• The task:
Your answer must be an exact copy of the records below, with no pictures in it.

App and web page records:
+-------+

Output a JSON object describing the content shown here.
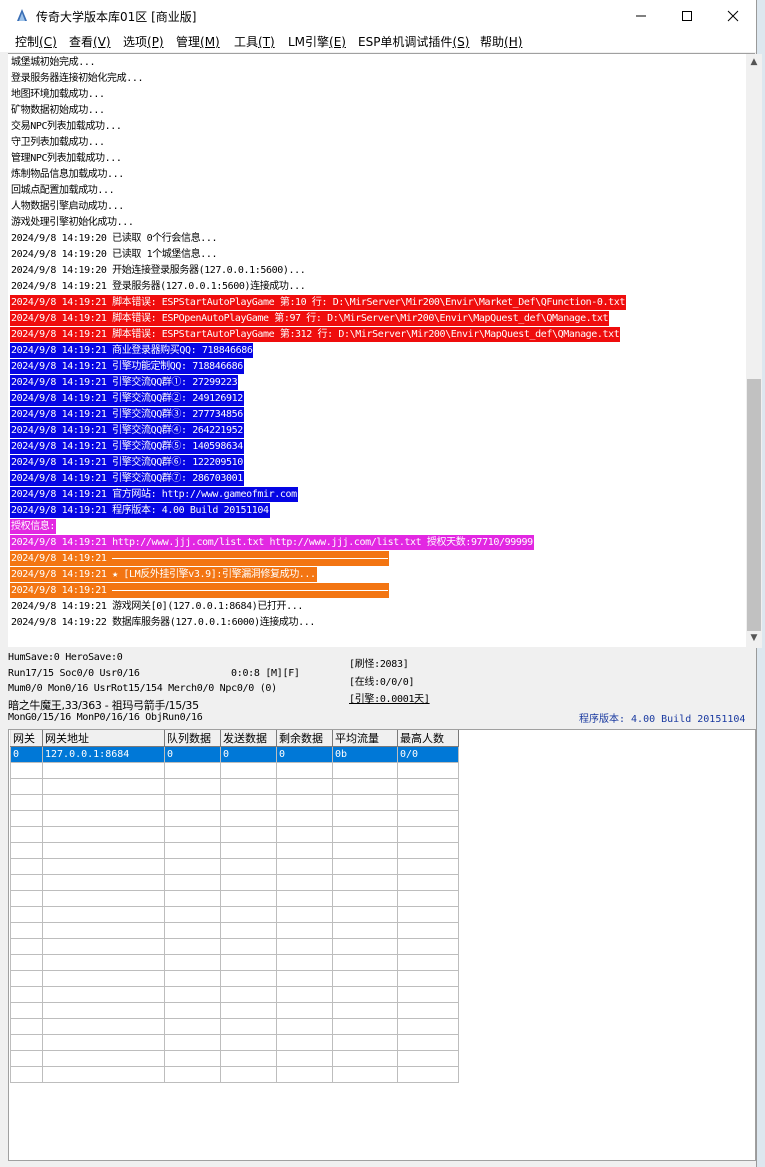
{
  "window": {
    "title": "传奇大学版本库01区 [商业版]"
  },
  "menu": [
    {
      "label": "控制",
      "key": "(C)"
    },
    {
      "label": "查看",
      "key": "(V)"
    },
    {
      "label": "选项",
      "key": "(P)"
    },
    {
      "label": "管理",
      "key": "(M)"
    },
    {
      "label": "工具",
      "key": "(T)"
    },
    {
      "label": "LM引擎",
      "key": "(E)"
    },
    {
      "label": "ESP单机调试插件",
      "key": "(S)"
    },
    {
      "label": "帮助",
      "key": "(H)"
    }
  ],
  "log": {
    "lines": [
      {
        "text": "城堡城初始完成...",
        "style": "plain"
      },
      {
        "text": "登录服务器连接初始化完成...",
        "style": "plain"
      },
      {
        "text": "地图环境加载成功...",
        "style": "plain"
      },
      {
        "text": "矿物数据初始成功...",
        "style": "plain"
      },
      {
        "text": "交易NPC列表加载成功...",
        "style": "plain"
      },
      {
        "text": "守卫列表加载成功...",
        "style": "plain"
      },
      {
        "text": "管理NPC列表加载成功...",
        "style": "plain"
      },
      {
        "text": "炼制物品信息加载成功...",
        "style": "plain"
      },
      {
        "text": "回城点配置加载成功...",
        "style": "plain"
      },
      {
        "text": "人物数据引擎启动成功...",
        "style": "plain"
      },
      {
        "text": "游戏处理引擎初始化成功...",
        "style": "plain"
      },
      {
        "text": "2024/9/8 14:19:20 已读取 0个行会信息...",
        "style": "plain"
      },
      {
        "text": "2024/9/8 14:19:20 已读取 1个城堡信息...",
        "style": "plain"
      },
      {
        "text": "2024/9/8 14:19:20 开始连接登录服务器(127.0.0.1:5600)...",
        "style": "plain"
      },
      {
        "text": "2024/9/8 14:19:21 登录服务器(127.0.0.1:5600)连接成功...",
        "style": "plain"
      },
      {
        "text": "2024/9/8 14:19:21 脚本错误: ESPStartAutoPlayGame 第:10 行: D:\\MirServer\\Mir200\\Envir\\Market_Def\\QFunction-0.txt",
        "style": "red"
      },
      {
        "text": "2024/9/8 14:19:21 脚本错误: ESPOpenAutoPlayGame 第:97 行: D:\\MirServer\\Mir200\\Envir\\MapQuest_def\\QManage.txt",
        "style": "red"
      },
      {
        "text": "2024/9/8 14:19:21 脚本错误: ESPStartAutoPlayGame 第:312 行: D:\\MirServer\\Mir200\\Envir\\MapQuest_def\\QManage.txt",
        "style": "red"
      },
      {
        "text": "2024/9/8 14:19:21 商业登录器购买QQ: 718846686",
        "style": "blue"
      },
      {
        "text": "2024/9/8 14:19:21 引擎功能定制QQ: 718846686",
        "style": "blue"
      },
      {
        "text": "2024/9/8 14:19:21 引擎交流QQ群①: 27299223",
        "style": "blue"
      },
      {
        "text": "2024/9/8 14:19:21 引擎交流QQ群②: 249126912",
        "style": "blue"
      },
      {
        "text": "2024/9/8 14:19:21 引擎交流QQ群③: 277734856",
        "style": "blue"
      },
      {
        "text": "2024/9/8 14:19:21 引擎交流QQ群④: 264221952",
        "style": "blue"
      },
      {
        "text": "2024/9/8 14:19:21 引擎交流QQ群⑤: 140598634",
        "style": "blue"
      },
      {
        "text": "2024/9/8 14:19:21 引擎交流QQ群⑥: 122209510",
        "style": "blue"
      },
      {
        "text": "2024/9/8 14:19:21 引擎交流QQ群⑦: 286703001",
        "style": "blue"
      },
      {
        "text": "2024/9/8 14:19:21 官方网站: http://www.gameofmir.com",
        "style": "blue"
      },
      {
        "text": "2024/9/8 14:19:21 程序版本: 4.00 Build 20151104",
        "style": "blue"
      },
      {
        "text": "授权信息:",
        "style": "magenta"
      },
      {
        "text": "2024/9/8 14:19:21 http://www.jjj.com/list.txt http://www.jjj.com/list.txt 授权天数:97710/99999",
        "style": "magenta"
      },
      {
        "text": "2024/9/8 14:19:21 ",
        "style": "orange-sep"
      },
      {
        "text": "2024/9/8 14:19:21 ★ [LM反外挂引擎v3.9]:引擎漏洞修复成功...",
        "style": "orange"
      },
      {
        "text": "2024/9/8 14:19:21 ",
        "style": "orange-sep"
      },
      {
        "text": "2024/9/8 14:19:21 游戏网关[0](127.0.0.1:8684)已打开...",
        "style": "plain"
      },
      {
        "text": "2024/9/8 14:19:22 数据库服务器(127.0.0.1:6000)连接成功...",
        "style": "plain"
      }
    ]
  },
  "status": {
    "line1": "HumSave:0 HeroSave:0",
    "line2a": "Run17/15 Soc0/0 Usr0/16",
    "line2b": "0:0:8 [M][F]",
    "line3": "Mum0/0 Mon0/16 UsrRot15/154 Merch0/0 Npc0/0 (0)",
    "line4": "暗之牛魔王,33/363 - 祖玛弓箭手/15/35",
    "line5": "MonG0/15/16 MonP0/16/16 ObjRun0/16",
    "refresh_monsters": "[刷怪:2083]",
    "online": "[在线:0/0/0]",
    "engine": "[引擎:0.0001天]",
    "version": "程序版本: 4.00 Build 20151104"
  },
  "gateway_table": {
    "headers": [
      "网关",
      "网关地址",
      "队列数据",
      "发送数据",
      "剩余数据",
      "平均流量",
      "最高人数"
    ],
    "rows": [
      [
        "0",
        "127.0.0.1:8684",
        "0",
        "0",
        "0",
        "0b",
        "0/0"
      ]
    ],
    "empty_rows": 20
  }
}
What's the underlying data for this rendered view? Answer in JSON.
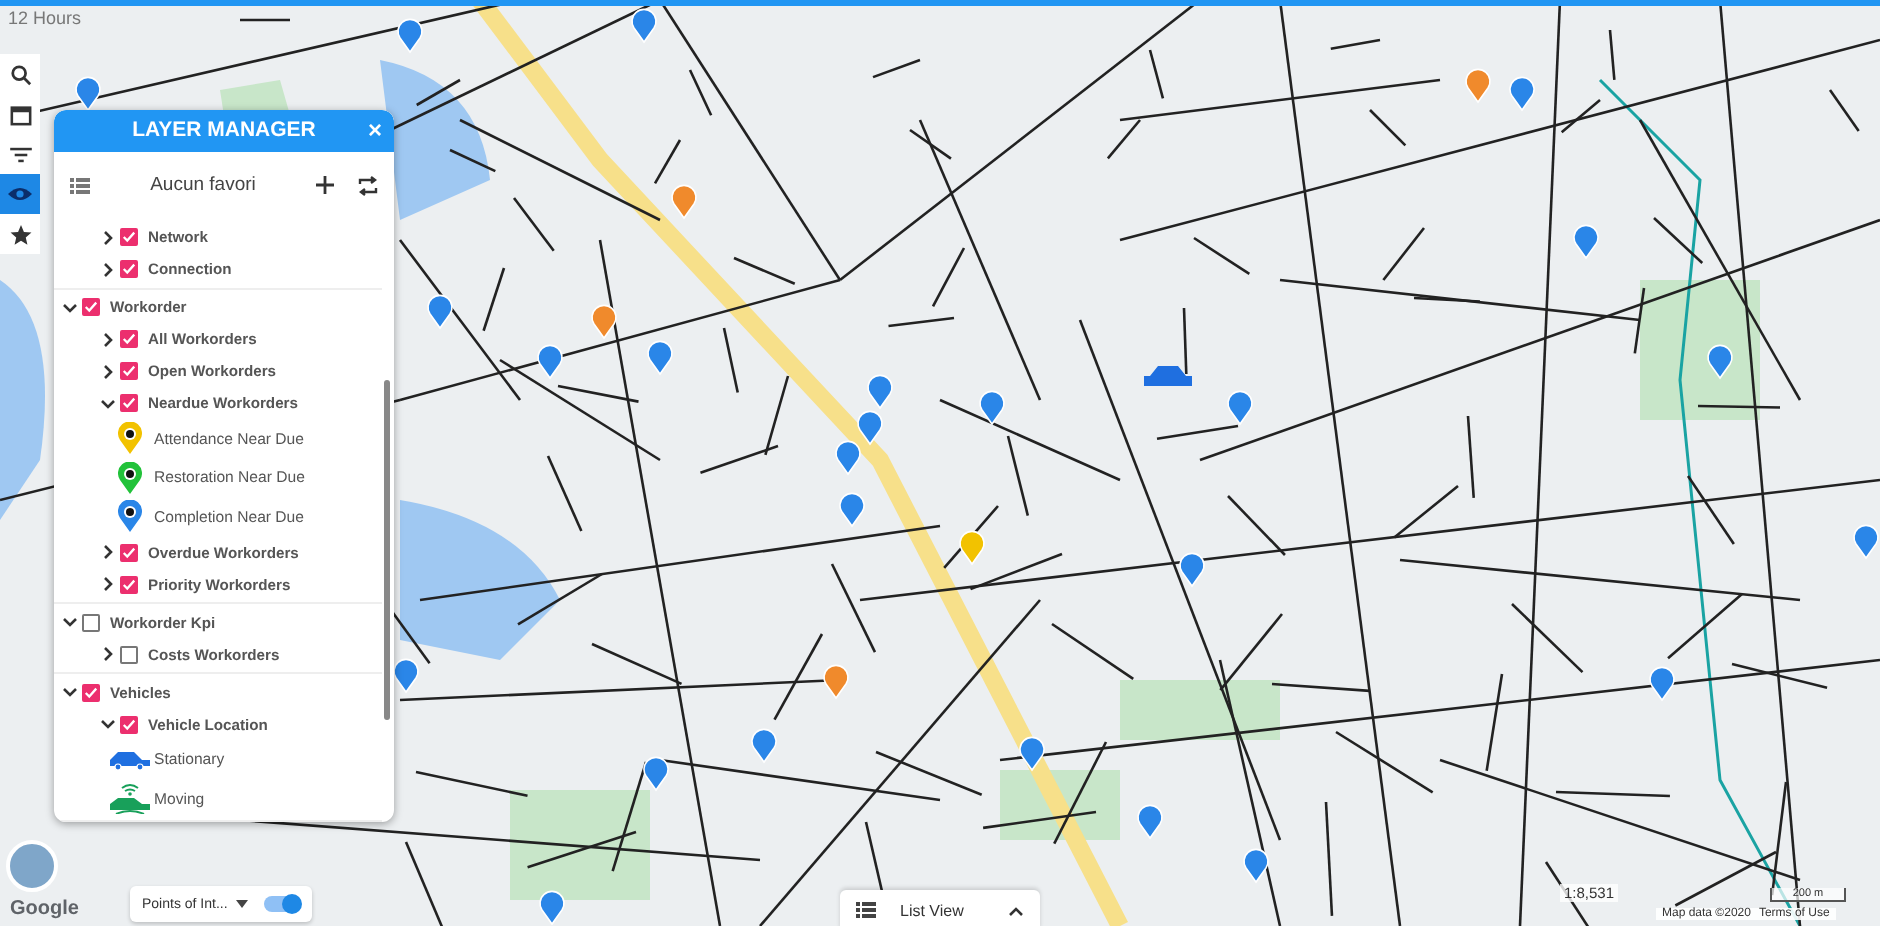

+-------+

• Result of the exercise:
Output a JSON object describing the content shown here.
{
  "window": {
    "title": "传奇大学版本库01区 [商业版]"
  },
  "menu": [
    {
      "label": "控制",
      "key": "(C)"
    },
    {
      "label": "查看",
      "key": "(V)"
    },
    {
      "label": "选项",
      "key": "(P)"
    },
    {
      "label": "管理",
      "key": "(M)"
    },
    {
      "label": "工具",
      "key": "(T)"
    },
    {
      "label": "LM引擎",
      "key": "(E)"
    },
    {
      "label": "ESP单机调试插件",
      "key": "(S)"
    },
    {
      "label": "帮助",
      "key": "(H)"
    }
  ],
  "log": {
    "lines": [
      {
        "text": "城堡城初始完成...",
        "style": "plain"
      },
      {
        "text": "登录服务器连接初始化完成...",
        "style": "plain"
      },
      {
        "text": "地图环境加载成功...",
        "style": "plain"
      },
      {
        "text": "矿物数据初始成功...",
        "style": "plain"
      },
      {
        "text": "交易NPC列表加载成功...",
        "style": "plain"
      },
      {
        "text": "守卫列表加载成功...",
        "style": "plain"
      },
      {
        "text": "管理NPC列表加载成功...",
        "style": "plain"
      },
      {
        "text": "炼制物品信息加载成功...",
        "style": "plain"
      },
      {
        "text": "回城点配置加载成功...",
        "style": "plain"
      },
      {
        "text": "人物数据引擎启动成功...",
        "style": "plain"
      },
      {
        "text": "游戏处理引擎初始化成功...",
        "style": "plain"
      },
      {
        "text": "2024/9/8 14:19:20 已读取 0个行会信息...",
        "style": "plain"
      },
      {
        "text": "2024/9/8 14:19:20 已读取 1个城堡信息...",
        "style": "plain"
      },
      {
        "text": "2024/9/8 14:19:20 开始连接登录服务器(127.0.0.1:5600)...",
        "style": "plain"
      },
      {
        "text": "2024/9/8 14:19:21 登录服务器(127.0.0.1:5600)连接成功...",
        "style": "plain"
      },
      {
        "text": "2024/9/8 14:19:21 脚本错误: ESPStartAutoPlayGame 第:10 行: D:\\MirServer\\Mir200\\Envir\\Market_Def\\QFunction-0.txt",
        "style": "red"
      },
      {
        "text": "2024/9/8 14:19:21 脚本错误: ESPOpenAutoPlayGame 第:97 行: D:\\MirServer\\Mir200\\Envir\\MapQuest_def\\QManage.txt",
        "style": "red"
      },
      {
        "text": "2024/9/8 14:19:21 脚本错误: ESPStartAutoPlayGame 第:312 行: D:\\MirServer\\Mir200\\Envir\\MapQuest_def\\QManage.txt",
        "style": "red"
      },
      {
        "text": "2024/9/8 14:19:21 商业登录器购买QQ: 718846686",
        "style": "blue"
      },
      {
        "text": "2024/9/8 14:19:21 引擎功能定制QQ: 718846686",
        "style": "blue"
      },
      {
        "text": "2024/9/8 14:19:21 引擎交流QQ群①: 27299223",
        "style": "blue"
      },
      {
        "text": "2024/9/8 14:19:21 引擎交流QQ群②: 249126912",
        "style": "blue"
      },
      {
        "text": "2024/9/8 14:19:21 引擎交流QQ群③: 277734856",
        "style": "blue"
      },
      {
        "text": "2024/9/8 14:19:21 引擎交流QQ群④: 264221952",
        "style": "blue"
      },
      {
        "text": "2024/9/8 14:19:21 引擎交流QQ群⑤: 140598634",
        "style": "blue"
      },
      {
        "text": "2024/9/8 14:19:21 引擎交流QQ群⑥: 122209510",
        "style": "blue"
      },
      {
        "text": "2024/9/8 14:19:21 引擎交流QQ群⑦: 286703001",
        "style": "blue"
      },
      {
        "text": "2024/9/8 14:19:21 官方网站: http://www.gameofmir.com",
        "style": "blue"
      },
      {
        "text": "2024/9/8 14:19:21 程序版本: 4.00 Build 20151104",
        "style": "blue"
      },
      {
        "text": "授权信息:",
        "style": "magenta"
      },
      {
        "text": "2024/9/8 14:19:21 http://www.jjj.com/list.txt http://www.jjj.com/list.txt 授权天数:97710/99999",
        "style": "magenta"
      },
      {
        "text": "2024/9/8 14:19:21 ",
        "style": "orange-sep"
      },
      {
        "text": "2024/9/8 14:19:21 ★ [LM反外挂引擎v3.9]:引擎漏洞修复成功...",
        "style": "orange"
      },
      {
        "text": "2024/9/8 14:19:21 ",
        "style": "orange-sep"
      },
      {
        "text": "2024/9/8 14:19:21 游戏网关[0](127.0.0.1:8684)已打开...",
        "style": "plain"
      },
      {
        "text": "2024/9/8 14:19:22 数据库服务器(127.0.0.1:6000)连接成功...",
        "style": "plain"
      }
    ]
  },
  "status": {
    "line1": "HumSave:0 HeroSave:0",
    "line2a": "Run17/15 Soc0/0 Usr0/16",
    "line2b": "0:0:8 [M][F]",
    "line3": "Mum0/0 Mon0/16 UsrRot15/154 Merch0/0 Npc0/0 (0)",
    "line4": "暗之牛魔王,33/363 - 祖玛弓箭手/15/35",
    "line5": "MonG0/15/16 MonP0/16/16 ObjRun0/16",
    "refresh_monsters": "[刷怪:2083]",
    "online": "[在线:0/0/0]",
    "engine": "[引擎:0.0001天]",
    "version": "程序版本: 4.00 Build 20151104"
  },
  "gateway_table": {
    "headers": [
      "网关",
      "网关地址",
      "队列数据",
      "发送数据",
      "剩余数据",
      "平均流量",
      "最高人数"
    ],
    "rows": [
      [
        "0",
        "127.0.0.1:8684",
        "0",
        "0",
        "0",
        "0b",
        "0/0"
      ]
    ],
    "empty_rows": 20
  }
}
What's the underlying data for this rendered view? Answer in JSON.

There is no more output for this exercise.